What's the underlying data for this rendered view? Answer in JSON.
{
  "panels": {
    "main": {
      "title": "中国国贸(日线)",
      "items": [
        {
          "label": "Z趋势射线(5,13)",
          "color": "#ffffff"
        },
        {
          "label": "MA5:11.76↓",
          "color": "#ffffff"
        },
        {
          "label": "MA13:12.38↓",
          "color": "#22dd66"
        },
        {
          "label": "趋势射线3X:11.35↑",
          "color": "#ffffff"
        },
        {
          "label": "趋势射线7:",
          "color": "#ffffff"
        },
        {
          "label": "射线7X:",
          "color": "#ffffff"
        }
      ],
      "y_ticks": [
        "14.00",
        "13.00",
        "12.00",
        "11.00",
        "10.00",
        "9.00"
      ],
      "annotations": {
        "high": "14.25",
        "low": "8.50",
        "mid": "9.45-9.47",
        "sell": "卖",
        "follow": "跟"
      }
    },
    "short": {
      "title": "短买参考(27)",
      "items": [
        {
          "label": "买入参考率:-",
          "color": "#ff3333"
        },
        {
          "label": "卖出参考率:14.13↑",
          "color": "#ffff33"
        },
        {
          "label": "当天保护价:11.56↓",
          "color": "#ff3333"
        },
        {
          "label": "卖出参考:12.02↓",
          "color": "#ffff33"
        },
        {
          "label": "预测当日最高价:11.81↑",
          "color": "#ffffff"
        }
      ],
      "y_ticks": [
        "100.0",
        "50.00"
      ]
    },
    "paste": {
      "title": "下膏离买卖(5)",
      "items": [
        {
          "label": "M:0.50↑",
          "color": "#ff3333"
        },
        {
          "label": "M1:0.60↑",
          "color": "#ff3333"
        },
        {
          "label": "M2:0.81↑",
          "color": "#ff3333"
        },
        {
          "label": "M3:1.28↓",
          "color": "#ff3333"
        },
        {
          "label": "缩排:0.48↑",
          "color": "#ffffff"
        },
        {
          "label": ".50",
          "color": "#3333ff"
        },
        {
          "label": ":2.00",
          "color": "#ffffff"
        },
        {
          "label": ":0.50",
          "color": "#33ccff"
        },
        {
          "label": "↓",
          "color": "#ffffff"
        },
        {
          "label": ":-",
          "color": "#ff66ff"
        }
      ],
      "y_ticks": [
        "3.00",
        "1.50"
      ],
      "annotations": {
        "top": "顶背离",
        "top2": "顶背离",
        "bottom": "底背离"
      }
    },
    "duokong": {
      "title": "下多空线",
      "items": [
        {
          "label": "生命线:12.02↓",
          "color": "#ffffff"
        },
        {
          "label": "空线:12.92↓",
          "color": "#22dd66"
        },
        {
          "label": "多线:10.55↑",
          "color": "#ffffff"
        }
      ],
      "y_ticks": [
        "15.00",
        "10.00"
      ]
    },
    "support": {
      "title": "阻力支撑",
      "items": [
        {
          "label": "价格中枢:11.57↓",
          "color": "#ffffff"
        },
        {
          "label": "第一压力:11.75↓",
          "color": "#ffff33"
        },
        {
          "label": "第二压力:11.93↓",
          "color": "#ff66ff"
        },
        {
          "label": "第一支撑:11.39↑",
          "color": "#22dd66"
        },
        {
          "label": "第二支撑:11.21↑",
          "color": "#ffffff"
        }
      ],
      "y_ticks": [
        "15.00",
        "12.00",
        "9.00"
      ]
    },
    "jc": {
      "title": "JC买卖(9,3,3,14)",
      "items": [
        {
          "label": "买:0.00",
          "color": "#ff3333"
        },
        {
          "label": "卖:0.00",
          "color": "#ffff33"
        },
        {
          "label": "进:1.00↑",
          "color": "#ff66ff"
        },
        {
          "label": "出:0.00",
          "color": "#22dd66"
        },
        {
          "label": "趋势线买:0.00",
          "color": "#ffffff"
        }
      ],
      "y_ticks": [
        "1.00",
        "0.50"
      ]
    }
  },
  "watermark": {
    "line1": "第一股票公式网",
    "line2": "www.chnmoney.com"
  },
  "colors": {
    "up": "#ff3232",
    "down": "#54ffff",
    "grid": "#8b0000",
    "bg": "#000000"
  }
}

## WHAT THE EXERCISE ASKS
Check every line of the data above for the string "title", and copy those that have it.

## SOLUTION FOR THIS EXERCISE
      "title": "中国国贸(日线)",
      "title": "短买参考(27)",
      "title": "下膏离买卖(5)",
      "title": "下多空线",
      "title": "阻力支撑",
      "title": "JC买卖(9,3,3,14)",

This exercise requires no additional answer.